The Melt in Your Mouth Mystery
Research is being done on chocolate's mood-altering effects.
Melting in the mouth with sweetness, seductively fragrant, smooth and
luscious on the tongue, chocolate is, for many, the quintessential romantic
And while the reasons for this ancient confection's allure are the subject
of many a scientific debate, one solid fact is emerging: Chocolate could be
good for the heart in ways other than just by improving romance.
New and yet-to-be-published studies are showing that antioxidants in
chocolate -- dark chocolate and cocoa powder -- may increase "good"
(HDL) cholesterol levels by as much as 10%, says Penny Kris-Etherton, Ph.D.,
R.D., a professor at Pennsylvania State University.
In the studies, subjects ate 22 grams of cocoa powder and 16 grams of dark

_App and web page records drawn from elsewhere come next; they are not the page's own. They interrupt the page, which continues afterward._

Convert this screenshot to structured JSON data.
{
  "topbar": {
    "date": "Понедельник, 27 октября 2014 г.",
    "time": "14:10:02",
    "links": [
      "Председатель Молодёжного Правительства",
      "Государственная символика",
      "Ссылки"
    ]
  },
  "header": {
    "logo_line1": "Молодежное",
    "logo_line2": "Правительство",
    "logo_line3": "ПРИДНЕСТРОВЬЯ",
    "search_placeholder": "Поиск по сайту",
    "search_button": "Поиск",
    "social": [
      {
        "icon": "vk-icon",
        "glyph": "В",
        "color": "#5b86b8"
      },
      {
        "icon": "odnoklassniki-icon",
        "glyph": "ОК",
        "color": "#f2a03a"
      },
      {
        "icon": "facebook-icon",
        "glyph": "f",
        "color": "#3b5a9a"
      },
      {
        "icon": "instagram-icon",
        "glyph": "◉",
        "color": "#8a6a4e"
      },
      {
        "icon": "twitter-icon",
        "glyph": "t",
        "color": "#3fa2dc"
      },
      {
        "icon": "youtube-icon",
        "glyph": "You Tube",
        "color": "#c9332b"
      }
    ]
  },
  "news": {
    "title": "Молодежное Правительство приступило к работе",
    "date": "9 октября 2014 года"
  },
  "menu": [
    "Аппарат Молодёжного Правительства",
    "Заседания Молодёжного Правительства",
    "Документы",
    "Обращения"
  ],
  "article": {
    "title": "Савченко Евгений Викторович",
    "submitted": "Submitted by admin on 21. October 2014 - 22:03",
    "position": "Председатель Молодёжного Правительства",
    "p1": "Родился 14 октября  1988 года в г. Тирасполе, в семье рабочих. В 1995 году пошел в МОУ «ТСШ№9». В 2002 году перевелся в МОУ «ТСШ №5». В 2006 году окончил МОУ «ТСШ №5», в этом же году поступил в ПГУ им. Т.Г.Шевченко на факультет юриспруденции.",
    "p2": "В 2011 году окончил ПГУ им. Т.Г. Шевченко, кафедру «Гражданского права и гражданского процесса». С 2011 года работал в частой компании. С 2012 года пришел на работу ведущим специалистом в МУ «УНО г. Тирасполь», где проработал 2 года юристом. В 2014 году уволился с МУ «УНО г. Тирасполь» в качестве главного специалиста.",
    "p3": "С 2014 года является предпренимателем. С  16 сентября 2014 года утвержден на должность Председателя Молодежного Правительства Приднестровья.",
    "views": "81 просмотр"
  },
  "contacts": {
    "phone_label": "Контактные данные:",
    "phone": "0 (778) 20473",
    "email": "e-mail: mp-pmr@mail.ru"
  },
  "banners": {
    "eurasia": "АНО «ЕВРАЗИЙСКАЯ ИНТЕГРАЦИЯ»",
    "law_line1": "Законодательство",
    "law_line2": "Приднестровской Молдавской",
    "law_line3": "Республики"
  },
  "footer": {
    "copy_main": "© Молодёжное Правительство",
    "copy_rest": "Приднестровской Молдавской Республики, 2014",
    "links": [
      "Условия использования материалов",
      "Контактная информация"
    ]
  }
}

chocolate every day (one Hershey bar contains 45 grams of cocoa powder). The
result: Their "bad" (LDL) cholesterol was less susceptible to
oxidation, a process that normally leads to artery-clogging plaques. While many
people take vitamins and other antioxidants to help prevent plaque development,
the study shows that cocoa could do the trick.
Chocolate may be endowed with more than just antioxidants. Previous research
by Kris-Etherton published in the American Journal of Clinical Nutrition
in 1997 showed that one of the fats in chocolate, called stearic acid, can
boost HDL levels. Also, when people ate milk chocolate regularly, their levels
of LDL didn't increase as might have been expected from fat consumption.
"The message here is that chocolate's not bad, and it may have some
beneficial effects," says Kris-Etherton, who will present her latest
research at a San Diego, CA, conference of experimental biologists in April.
"People should not feel guilty about eating it."
To a certain extent, that is. Moderation is key, she points out: "You
have to incorporate it into a balanced and healthy diet."
Women's Craving: Cultural or Chemical?
That advice may be hard for women to heed -- especially when premenstrual
craving surfaces once a month. Women's bodies scream for chocolate.
But the health-conscious side shifts to high alert, warning of all the fat
-- heart-healthy or not -- and sugar.
So what's a woman to do? It may depend on why she has the craving -- whether
she'd be answering to the body's physiological or psychological call for
By studying women in Spain and in the United States, Debra Zellner, Ph.D., a
psychologist and professor at Shippensburg University in Pennsylvania,
concluded that women in the U.S. have the craving because they've turned
chocolate into a nutritional taboo -- delicious, but loaded with calories and
fat. Convinced it's a wicked indulgence, she theorizes, these women tell
themselves they shouldn't have it, then wind up falling off the wagon,
particularly before they menstruate, when they might be feeling a little
"You feel better because you've just treated yourself to something, but
there's no physiological reason," says Zellner, who found that Spanish
women simply didn't crave chocolate as much as women in the United States.